* **Task instructions**: Return every line in the entries below where the word "selected" shows up.
**** Data to examine
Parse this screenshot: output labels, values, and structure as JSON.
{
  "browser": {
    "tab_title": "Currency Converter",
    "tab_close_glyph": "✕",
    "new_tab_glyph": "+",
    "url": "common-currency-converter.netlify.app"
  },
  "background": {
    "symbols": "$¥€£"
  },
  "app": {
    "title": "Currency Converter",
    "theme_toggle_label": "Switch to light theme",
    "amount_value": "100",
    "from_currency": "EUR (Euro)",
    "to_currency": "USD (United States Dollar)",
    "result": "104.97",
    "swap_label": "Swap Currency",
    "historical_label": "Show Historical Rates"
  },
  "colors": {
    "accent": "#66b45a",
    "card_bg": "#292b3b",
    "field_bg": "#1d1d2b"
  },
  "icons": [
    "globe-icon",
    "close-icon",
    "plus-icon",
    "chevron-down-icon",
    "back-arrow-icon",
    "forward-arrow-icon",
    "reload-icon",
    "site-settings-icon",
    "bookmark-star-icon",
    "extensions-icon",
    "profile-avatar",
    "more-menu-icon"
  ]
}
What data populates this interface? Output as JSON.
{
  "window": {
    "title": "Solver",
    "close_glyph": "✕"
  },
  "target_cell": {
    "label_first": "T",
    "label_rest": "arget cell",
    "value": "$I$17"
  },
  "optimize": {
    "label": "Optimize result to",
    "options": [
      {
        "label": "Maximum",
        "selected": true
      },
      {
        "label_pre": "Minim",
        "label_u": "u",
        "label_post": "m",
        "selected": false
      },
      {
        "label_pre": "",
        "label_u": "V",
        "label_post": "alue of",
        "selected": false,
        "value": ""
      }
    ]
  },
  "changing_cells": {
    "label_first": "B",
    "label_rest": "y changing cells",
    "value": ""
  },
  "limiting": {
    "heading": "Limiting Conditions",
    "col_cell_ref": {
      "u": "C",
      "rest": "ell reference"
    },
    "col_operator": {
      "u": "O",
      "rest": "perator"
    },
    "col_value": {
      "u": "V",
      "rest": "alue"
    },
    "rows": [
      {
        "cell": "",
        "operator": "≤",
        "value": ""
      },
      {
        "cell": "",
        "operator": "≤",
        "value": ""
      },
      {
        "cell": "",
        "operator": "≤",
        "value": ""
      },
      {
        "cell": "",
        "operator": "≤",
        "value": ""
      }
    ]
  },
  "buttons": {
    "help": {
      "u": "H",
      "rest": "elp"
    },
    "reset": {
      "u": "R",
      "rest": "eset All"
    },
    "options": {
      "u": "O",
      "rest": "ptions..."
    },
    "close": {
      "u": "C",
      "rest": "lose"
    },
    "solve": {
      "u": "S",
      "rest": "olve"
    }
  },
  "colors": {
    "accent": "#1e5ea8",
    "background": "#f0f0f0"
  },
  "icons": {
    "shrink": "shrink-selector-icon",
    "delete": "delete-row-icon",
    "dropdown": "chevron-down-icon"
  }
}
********
* **The answer**:
        "selected": true
        "selected": false
        "selected": false,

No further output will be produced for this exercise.